On February 18th, Casa San Jose joined Doctors for Camp Closure and the University of Pittsburgh immigration legal clinic in a meeting with Representative Mike Doyle of PA’s 18th district. We spoke about the conditions that undocumented community members face when they are detained.
Monica was selected to be one of the Mentors, “the most influential women in the community,” at the Pittsburgh Business Times’ Mentoring Monday event on Feb. 24. Also, on Feb. 9, Veronica and Laura gave talks on the topic: “How could migrant justice be achieved through a Green New Deal?” at the Green New Deal Discussion downtown.
Our story, continued:
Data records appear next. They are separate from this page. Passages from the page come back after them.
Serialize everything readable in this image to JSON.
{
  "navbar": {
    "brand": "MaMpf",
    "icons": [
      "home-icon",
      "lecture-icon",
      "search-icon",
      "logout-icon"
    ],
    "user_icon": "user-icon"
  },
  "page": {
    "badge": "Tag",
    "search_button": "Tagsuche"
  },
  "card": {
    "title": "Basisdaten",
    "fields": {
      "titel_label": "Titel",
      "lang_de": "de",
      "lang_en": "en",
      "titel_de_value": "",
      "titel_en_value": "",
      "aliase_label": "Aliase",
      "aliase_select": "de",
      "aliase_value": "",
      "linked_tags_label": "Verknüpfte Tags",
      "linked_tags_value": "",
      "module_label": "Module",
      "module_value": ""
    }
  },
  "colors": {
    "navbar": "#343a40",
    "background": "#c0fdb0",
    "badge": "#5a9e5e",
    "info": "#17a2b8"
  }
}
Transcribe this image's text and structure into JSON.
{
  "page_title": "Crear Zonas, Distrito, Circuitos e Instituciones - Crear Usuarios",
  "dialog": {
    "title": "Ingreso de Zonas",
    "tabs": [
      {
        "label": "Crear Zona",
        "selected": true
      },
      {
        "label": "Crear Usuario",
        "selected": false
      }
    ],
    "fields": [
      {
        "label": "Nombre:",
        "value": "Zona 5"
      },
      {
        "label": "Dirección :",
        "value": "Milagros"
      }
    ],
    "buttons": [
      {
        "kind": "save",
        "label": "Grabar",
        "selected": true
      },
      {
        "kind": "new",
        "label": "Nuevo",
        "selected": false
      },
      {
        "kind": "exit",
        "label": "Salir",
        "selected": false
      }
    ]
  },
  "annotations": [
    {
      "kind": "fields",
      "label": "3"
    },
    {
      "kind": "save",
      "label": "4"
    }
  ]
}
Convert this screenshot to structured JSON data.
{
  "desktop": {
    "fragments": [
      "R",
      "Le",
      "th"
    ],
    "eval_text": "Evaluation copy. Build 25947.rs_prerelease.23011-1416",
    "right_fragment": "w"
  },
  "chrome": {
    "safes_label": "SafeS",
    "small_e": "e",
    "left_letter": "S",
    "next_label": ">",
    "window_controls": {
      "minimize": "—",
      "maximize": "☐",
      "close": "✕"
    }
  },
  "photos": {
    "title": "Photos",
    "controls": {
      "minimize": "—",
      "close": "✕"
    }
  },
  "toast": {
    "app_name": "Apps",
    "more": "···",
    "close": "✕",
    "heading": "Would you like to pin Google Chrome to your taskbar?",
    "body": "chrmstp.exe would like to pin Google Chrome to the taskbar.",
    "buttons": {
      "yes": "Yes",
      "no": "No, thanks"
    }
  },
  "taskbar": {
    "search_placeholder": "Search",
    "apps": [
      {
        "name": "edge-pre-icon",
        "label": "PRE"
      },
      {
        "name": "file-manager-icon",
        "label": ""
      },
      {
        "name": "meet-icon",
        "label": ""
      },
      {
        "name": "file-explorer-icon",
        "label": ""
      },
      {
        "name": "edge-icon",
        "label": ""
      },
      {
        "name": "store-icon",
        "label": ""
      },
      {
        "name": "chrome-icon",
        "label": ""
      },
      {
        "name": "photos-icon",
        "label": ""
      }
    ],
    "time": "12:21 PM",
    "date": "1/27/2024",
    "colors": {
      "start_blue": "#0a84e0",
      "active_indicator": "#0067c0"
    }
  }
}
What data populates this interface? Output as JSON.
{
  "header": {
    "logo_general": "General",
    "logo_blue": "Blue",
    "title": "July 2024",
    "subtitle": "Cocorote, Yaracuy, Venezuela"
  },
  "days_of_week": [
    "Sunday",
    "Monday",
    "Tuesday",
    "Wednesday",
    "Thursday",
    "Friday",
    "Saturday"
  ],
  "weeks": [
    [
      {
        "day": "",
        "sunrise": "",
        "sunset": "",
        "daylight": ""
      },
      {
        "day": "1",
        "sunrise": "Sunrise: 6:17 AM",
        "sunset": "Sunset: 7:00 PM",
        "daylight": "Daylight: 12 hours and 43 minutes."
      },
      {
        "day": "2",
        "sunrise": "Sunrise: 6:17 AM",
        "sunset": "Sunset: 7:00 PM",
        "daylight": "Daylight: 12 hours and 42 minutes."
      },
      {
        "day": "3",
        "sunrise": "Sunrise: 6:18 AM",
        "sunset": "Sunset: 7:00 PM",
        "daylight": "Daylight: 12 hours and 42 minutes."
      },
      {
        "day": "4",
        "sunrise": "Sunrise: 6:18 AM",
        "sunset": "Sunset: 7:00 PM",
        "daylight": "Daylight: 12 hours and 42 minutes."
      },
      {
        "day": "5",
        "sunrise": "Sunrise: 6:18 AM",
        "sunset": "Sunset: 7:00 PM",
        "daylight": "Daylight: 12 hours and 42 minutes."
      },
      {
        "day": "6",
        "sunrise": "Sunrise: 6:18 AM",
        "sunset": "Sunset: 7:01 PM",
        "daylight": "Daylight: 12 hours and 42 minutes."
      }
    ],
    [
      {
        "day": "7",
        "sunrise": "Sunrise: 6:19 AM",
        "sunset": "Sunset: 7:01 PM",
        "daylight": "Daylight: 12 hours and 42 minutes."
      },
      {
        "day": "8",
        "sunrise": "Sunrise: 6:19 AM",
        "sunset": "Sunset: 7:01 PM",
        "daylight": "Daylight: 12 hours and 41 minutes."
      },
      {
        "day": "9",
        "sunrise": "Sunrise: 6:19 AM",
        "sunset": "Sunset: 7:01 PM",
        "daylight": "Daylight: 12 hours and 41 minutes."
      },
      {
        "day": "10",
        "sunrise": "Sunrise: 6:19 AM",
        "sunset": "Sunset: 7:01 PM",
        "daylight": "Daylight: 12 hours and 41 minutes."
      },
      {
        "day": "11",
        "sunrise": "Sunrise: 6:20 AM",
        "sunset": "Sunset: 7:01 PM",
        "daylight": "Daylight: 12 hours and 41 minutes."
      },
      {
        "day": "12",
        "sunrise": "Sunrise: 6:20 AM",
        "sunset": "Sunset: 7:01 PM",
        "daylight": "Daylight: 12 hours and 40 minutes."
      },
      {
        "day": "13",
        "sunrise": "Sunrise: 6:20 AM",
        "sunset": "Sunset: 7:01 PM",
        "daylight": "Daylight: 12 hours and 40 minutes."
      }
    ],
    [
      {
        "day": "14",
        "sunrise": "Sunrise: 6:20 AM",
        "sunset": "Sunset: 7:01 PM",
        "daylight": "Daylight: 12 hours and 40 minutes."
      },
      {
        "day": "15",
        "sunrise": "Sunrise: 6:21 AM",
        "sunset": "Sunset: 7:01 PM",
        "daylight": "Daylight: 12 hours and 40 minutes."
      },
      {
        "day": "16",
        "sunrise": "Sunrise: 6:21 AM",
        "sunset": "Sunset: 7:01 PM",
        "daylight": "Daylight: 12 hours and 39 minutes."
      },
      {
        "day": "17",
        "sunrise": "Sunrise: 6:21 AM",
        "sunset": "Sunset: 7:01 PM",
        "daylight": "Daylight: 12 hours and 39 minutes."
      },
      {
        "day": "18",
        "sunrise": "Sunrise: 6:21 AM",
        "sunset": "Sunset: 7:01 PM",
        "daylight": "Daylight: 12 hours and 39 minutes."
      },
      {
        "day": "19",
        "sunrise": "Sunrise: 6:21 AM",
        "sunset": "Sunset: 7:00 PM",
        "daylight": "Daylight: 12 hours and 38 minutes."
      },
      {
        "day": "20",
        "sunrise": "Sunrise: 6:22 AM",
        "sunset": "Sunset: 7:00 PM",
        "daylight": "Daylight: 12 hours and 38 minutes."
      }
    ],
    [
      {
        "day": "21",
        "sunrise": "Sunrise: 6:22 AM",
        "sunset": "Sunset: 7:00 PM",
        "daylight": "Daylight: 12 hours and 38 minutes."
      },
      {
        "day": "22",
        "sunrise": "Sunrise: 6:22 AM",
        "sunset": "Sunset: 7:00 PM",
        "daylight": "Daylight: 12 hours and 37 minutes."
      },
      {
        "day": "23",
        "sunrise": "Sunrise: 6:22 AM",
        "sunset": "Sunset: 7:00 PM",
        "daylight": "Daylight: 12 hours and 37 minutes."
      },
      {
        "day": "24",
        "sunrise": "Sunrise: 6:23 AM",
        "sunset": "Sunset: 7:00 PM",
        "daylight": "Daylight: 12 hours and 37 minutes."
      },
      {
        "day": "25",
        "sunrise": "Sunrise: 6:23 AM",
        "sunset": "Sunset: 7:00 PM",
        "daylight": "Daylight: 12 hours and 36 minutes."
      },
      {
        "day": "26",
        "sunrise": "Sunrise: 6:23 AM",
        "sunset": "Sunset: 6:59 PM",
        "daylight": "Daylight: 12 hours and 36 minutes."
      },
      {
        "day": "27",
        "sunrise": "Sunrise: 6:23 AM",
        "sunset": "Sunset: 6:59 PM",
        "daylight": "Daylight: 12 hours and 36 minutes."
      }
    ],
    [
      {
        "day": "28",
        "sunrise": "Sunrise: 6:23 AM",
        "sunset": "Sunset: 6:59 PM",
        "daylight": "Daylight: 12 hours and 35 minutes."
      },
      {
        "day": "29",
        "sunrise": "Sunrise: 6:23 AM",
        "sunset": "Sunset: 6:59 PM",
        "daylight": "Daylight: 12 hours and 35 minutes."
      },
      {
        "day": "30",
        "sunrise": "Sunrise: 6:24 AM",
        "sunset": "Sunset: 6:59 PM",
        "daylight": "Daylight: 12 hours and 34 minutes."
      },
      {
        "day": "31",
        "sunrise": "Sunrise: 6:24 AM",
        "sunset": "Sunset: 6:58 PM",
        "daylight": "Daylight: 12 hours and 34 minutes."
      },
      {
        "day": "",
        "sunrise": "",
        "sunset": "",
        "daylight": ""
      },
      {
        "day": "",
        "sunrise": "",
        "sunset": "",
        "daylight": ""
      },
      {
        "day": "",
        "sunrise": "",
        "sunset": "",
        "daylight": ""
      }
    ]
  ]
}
In mid-January, our emergency response line got a call from one of our clients, saying that her husband Juan (not his real name) had called her from his car to say that he was being stopped by the police, on his way back from taking their child to school. But after that the contact went dead. What happened? Where was he? Laura (Casa’s Emergency Response Organizer) went to work calling police departments, discovering hours later he was in the custody of ICE, who often are thought to be the police because they hide their identification. Along with Juan’s immigration attorney, they negotiated with ICE agents to hand the keys to Juan’s vehicle over to his wife so that it would not be towed.
It was more than a month later when his wife was finally able to see Juan, and that was only as a blurry image on a TV screen; he wasn’t able to see her. After driving 5 hours to York, where the bond hearing was held, Laura and Juan’s wife sat behind a glass wall, along with 3 supporters from an immigrant justice organization in York. They watched as the judge and Dept. of Homeland Security prosecutor questioned Juan, who was in a closet in front of a camera 100 miles away in Cambria, and his attorney, calling in from Pittsburgh. The hearing took 20 minutes, but it had a fortunate outcome: the lowest bond amount Laura had ever seen, $5000. She was later told that the judge took into account the presence of those sitting anxiously behind that glass wall. With $4000 provided for by Casa’s Fondo Solidario bond fund, it was not too difficult for the family to raise the rest. Juan’s wife and Laura drove the 5 hours back to Pittsburgh, with tears but also relief, and then, with the bond paid, his wife was able to bring him home the next day. Juan now awaits his next court hearing.
“New program at Brashear High School is aiming to help Latino youth thrive”, Ollie Gratzinger, Pittsburgh CityPaper, Feb. 3 2020. Casa San José’s program is featured.
“The real impact of Trump’s “public charge” immigration rule,” Stef Kight, Axios, Feb. 23, 2020. This is the rule that many of you wrote in to comment in protest on a few months ago. It was put into effect on Monday after a 5-4 ruling by the Supreme Court to allow it. “As many as 400,000 people every year could be denied green cards or visas because of the new rules.”
“Border Patrol Will Deploy Elite Tactical Agents to Sanctuary Cities: Agents from a special tactical team that normally confronts smugglers on the border are being sent to sanctuary cities across the country” Caitlin Dickerson and Zolan Kanno-Youngs, New York Times, Feb. 14, 2020.
Deported to Danger: United States Deportation Policies Expose Salvadorans to Death and Abuse”, Human Rights Watch Report, Feb. 5, 2020.
Trust and Consequences: The government required him to see a therapist. He thought his words would be confidential. Now, the traumatized migrant may be deported”, Hannah Dreier, Washington Post, Feb. 15, 2020. The Trump administration is requiring that confidential notes taken during mandatory therapy sessions with immigrant children be passed onto ICE, which can then use those reports against minors in court.
“How the Trump administration uses the “hidden weapons”of immigration law,” Isaac Chotiner, The New Yorker, Feb.13, 2020.
Recent polling on immigration in battleground states, and suggested messaging to rebut attacks from the Immigration Hub, a national pro-immigration advocacy group.